“This will support not only a healthier ecosystem but more economic opportunities for those businesses that rely on a robust menhaden population for their success,” Moore continued.

The business that relies on menhaden most, Reedville, Virginia-based Omega Protein, supports the decision to use ERPs. “Omega Protein looks forward to working with the Commission and its staff on further developing the ERP model and identifying future harvest levels for the fishery,” said Omega spokesman Ben Landry.

“Nonetheless,” he continued, “many of [menhadens’] key predator stocks, notably striped bass, are currently overfished. These species will require harvest reductions to fully restore the population back to targeted levels and cannot rely simply on the availability of menhaden to rebuild it.”

Several members of the Menhaden Board echoed Landry’s comment that the predator species will need careful management as well, especially rockfish, and this vote won’t guarantee improvements to rockfish abundance. But the recreational industry that relies on stripers believes it’s a step in the right direction.

“As recreational anglers, we commend the board for adding this new tool to the tool box which allows for a more holistic approach to managing the coast’s most valuable forage for striped bass and many other important recreationally caught gamefish species,” said David Sikorski, executive director of Coastal Conservation Association Maryland.

At ASMFC’s Annual Meeting in October, where the Commissioners will use the new Ecological Reference Points to set the Total Allowable Catch for menhaden in the 2021-22 seasons, as well as moving forward on new measures to rebuild the Atlantic coast’s striped bass stocks.

To follow the process, visit www.asmfc.org.
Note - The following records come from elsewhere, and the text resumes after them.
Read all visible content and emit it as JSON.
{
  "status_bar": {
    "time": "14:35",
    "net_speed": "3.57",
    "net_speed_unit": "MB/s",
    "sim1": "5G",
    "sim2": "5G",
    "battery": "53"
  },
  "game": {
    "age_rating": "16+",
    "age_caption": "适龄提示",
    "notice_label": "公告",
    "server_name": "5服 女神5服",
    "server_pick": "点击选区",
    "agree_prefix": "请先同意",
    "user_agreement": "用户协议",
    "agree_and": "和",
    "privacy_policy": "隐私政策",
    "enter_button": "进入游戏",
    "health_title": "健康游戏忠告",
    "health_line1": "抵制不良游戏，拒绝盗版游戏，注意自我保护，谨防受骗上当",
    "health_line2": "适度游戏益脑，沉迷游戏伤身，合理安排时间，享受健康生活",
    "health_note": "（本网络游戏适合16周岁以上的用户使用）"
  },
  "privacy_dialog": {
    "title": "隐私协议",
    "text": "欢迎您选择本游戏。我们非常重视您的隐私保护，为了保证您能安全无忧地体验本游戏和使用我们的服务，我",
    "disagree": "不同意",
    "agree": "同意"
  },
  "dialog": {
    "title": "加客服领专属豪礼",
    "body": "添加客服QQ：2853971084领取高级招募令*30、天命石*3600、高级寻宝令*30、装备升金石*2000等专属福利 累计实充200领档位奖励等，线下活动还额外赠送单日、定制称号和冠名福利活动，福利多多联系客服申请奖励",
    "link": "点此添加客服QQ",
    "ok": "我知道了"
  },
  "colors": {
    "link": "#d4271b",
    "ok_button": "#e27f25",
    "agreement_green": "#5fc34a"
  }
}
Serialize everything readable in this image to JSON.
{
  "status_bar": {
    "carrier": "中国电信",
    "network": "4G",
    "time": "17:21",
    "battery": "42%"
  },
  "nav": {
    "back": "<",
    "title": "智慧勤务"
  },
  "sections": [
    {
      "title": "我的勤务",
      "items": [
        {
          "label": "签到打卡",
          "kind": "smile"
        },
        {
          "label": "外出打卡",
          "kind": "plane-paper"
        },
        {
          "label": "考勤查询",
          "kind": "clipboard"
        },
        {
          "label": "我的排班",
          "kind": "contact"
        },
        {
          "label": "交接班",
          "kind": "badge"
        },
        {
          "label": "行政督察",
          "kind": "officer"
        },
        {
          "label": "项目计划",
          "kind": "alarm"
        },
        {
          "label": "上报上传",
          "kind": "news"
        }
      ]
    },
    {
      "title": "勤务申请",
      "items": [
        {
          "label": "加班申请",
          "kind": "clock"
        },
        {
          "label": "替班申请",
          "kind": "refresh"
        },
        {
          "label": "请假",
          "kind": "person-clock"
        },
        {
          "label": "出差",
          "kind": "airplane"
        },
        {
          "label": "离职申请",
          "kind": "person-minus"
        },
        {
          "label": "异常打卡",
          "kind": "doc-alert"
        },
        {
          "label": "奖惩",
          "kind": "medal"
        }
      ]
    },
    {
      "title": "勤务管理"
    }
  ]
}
To learn more about how Ecological Reference Points work, see “Science Highlight” in ASMFC’s latest newsletter.

-John Page Williams